Few Georgia Tech alumni can boast a relationship with the Institute that is as long and strong as John Weitnauer’s.
As a Decatur boy, Weitnauer volunteered in the Army Air Force in 1943, but was not called up until 1944. Between 1943 and 1944, he attended Georgia Tech.
After the war ended, Weitnauer returned home — and to Georgia Tech, graduating in 1949. A year later, after graduation, he began working as an industrial engineer at Fulton Bag and Cotton Mills in Atlanta, where he worked for five years.
A mimeographed sheet of job postings, courtesy of the Georgia Tech Alumni Association, led Weitnauer to Rich’s Department Store in Atlanta and a rising career, which would culminate in his position as executive vice president. Weitnauer’s career trajectory then took him to Richway Discount Stores, a chain of 31 stores in the Southeast, where he retired 30 years later as chairman.
Retirement, for Weitnauer, has been more about committee and board chairs than rocking chairs.
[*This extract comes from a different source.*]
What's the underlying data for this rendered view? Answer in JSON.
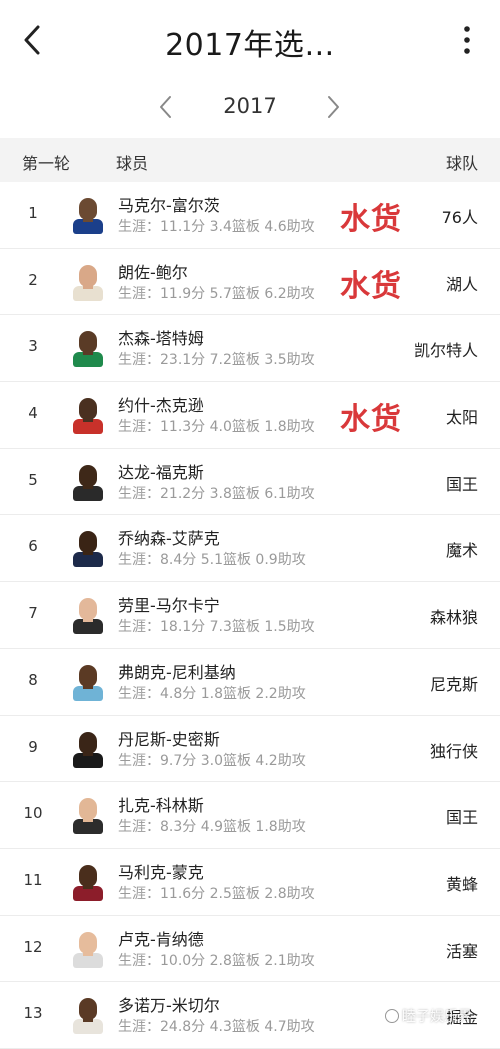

Both before and after retirement, Weitnauer’s accomplishments include:
- Director and chairman of the Federal Reserve Bank of Atlanta
- General campaign chairman and president of United Way of Metropolitan Atlanta
- Chairman of Metropolitan Atlanta Chapter of American Red Cross
- Served on the Boards of Columbia Theological Seminary and Agnes Scott College
“I’ve also served on several business boards, including the John H. Harland Co., where I was interim chairman and CEO,” Weitnauer said.
Through the years, Weitnauer’s connection to Georgia Tech grew stronger. He met the loves of his life through Georgia tech connections: Peggy, his first wife, from whom he was widowed after 49 years of marriage, and June, from whom he was widowed after 16 years of marriage. He still gets together regularly with lifelong friends from his fraternity, Alpha Tau Omega and Georgia Tech. And he has given his time and energy in a number of capacities as an active alumnus and received many distinguished awards from the Institute (see sidebar).
“Someone told me that as emeriti, you can’t participate in the discussions, but you can still come to the meetings and eat and drink all you want — I don’t think I have missed a meeting since,” Weitnauer said, with a laugh.
His recent estate commitment to Georgia Tech, to establish a chair in the School of Industrial Systems and Engineering, is one more way to give back to a school that he feels has given him so much.
“Chairs enhance the reputation of Georgia Tech and help the school attract and retain distinguished faculty,” he said. “And that’s going to have a positive impact on the students.”
One of Weitnauer’s hobbies — to “keep me out of trouble,” he says — is turning wooden bowls, which is also a fitting metaphor for turning out a Georgia Tech student.
“A piece of wood is like a person,” he points out. “When you first see them, you don’t really know what’s on the inside. Then you start working with them and soon you find out what’s on the inside, what the color really is and the grain, and what’s going to happen with that person or that piece of wood.”